Heel pain from bicycling usually originates from three sources, Plantar fasciitis, Achilles tendonitis, and Plantaris ligament sprain. Overtraining, poor pedaling technique, improper body mechanics and incorrect bike fit are the genesis of these three conditions. Tight muscles repetitively tug on the heel bone, or calcaneous, creating pain, tenderness and swelling. Implementing changes on and off the bike will lessen and prevent cycling-induced heel pain.
Plantar Fasciitis, or PF, is common among runners, jumpers, climbers, and cyclists. Pain from PF is located on the base, or plantar aspect, of the heel. The worst spot is where the thick fibrous tissue called the plantar fascia attaches to the front part of the heel. Plantar fasciitis is classified as periostitis because repetitive stretching of the fascia pulls the covering, or periosteum, away from the bone. The pain is worse in the morning or after prolonged sitting and is described as feeling like, "Walking on a pebble." Pushing hard in high gears while pedaling with the balls of your feet contacting the pedals and ankles flexed downward is the source of plantar fasciitis from cycling.
Inflammation of Achilles tendon is called Achilles tendonitis. Pain, swelling and tenderness where the tendon attaches to the heel bone is caused by repetitive stress, incorrect technique and overtraining. Muscle tightness causes an abnormal amount of pull on the spot of attachment. This pull creates improper motion of the calcaneous leading to poor foot bio-mechanics. Stretching the calves will lessen increased muscle tension and the source of Achilles tendonitis from cycling.
The plantaris muscle is a small, thin ankle muscle that attaches to the inner, or medial aspect of the heel bone. It assists the larger calf muscles in flexing the ankle downward and works to increase lower leg proprioception, or the body's awareness of where its at in nature. Incorrect pedaling technique and poor body mechanics are the source of the plantaris muscle creating heel pain from bike riding.
On the Bike
Correct bike fit and correct technique will lessen and prevent heel pain from cycling. Have an experienced rider or bike shop professional fit your bike to your body size. Proper bike fit maximizes efficiency, reduces stress on the muscloskeletal system and ensures proper movement patterns. Use proper technique while pedaling. Incorrect body mechanics and body positioning increase the pressure on the foot, heel and lower leg, thus leading to injury. Overtraining, including inadequate rest between rides and increasing intensity and duration too quickly lead to pain and injury. Increase your cycling volume in gradual increments to eliminate overuse injuries. Consider getting properly fitted for cycling shoes which are stiffer than other athletic shoes, and could help combat issues like plantar fasciitis.
Off the Bike
Warm up before and cool down after riding. Dynamic motions and static stretches will supply ample blood flow to the muscles and increase joint range of motion. Stretch and massage the calf muscles and achilles tendon.

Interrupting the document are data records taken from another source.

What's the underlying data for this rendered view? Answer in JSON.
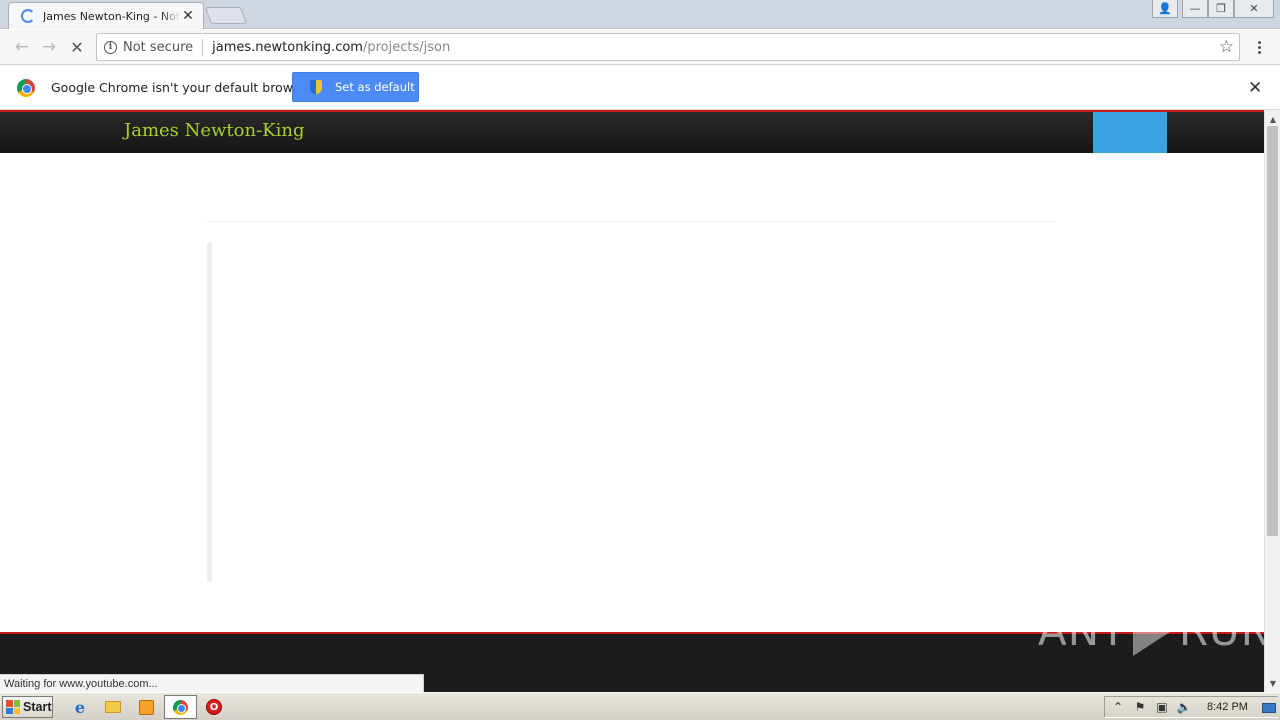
{
  "browser": {
    "tab": {
      "title": "James Newton-King - Not fo",
      "close_glyph": "✕"
    },
    "window_controls": {
      "user": "👤",
      "minimize": "—",
      "maximize": "❐",
      "close": "✕"
    },
    "toolbar": {
      "back_glyph": "←",
      "forward_glyph": "→",
      "stop_glyph": "✕",
      "security_label": "Not secure",
      "url_host": "james.newtonking.com",
      "url_path": "/projects/json",
      "star_glyph": "☆"
    },
    "infobar": {
      "message": "Google Chrome isn't your default browser",
      "button_label": "Set as default",
      "close_glyph": "✕"
    },
    "status": "Waiting for www.youtube.com..."
  },
  "site": {
    "title": "James Newton-King",
    "accent_title": "#a8cf2c",
    "header_block_color": "#3aa3e3",
    "border_red": "#c41a1a"
  },
  "watermark": {
    "left": "ANY",
    "right": "RUN"
  },
  "scrollbar": {
    "up": "▲",
    "down": "▼"
  },
  "taskbar": {
    "start_label": "Start",
    "ie_glyph": "e",
    "opera_glyph": "O",
    "tray": {
      "expand": "⌃",
      "flag": "⚑",
      "network": "▣",
      "volume": "🔈",
      "clock": "8:42 PM"
    }
  },
  "icons": [
    "chrome-logo-icon",
    "shield-icon",
    "info-icon",
    "star-icon",
    "menu-icon",
    "ie-icon",
    "folder-icon",
    "media-player-icon",
    "chrome-icon",
    "opera-icon"
  ]
}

These powerful muscles are major movers and exert a tremendous amount of pull on the calcaneous. Stretching and massage decreases their tension on the heel bone and eliminates the origin of the pain. Strengthen your core muscles. Strong abdominal and low back muscles combat fatigue that leads to poor riding technique and poor positioning.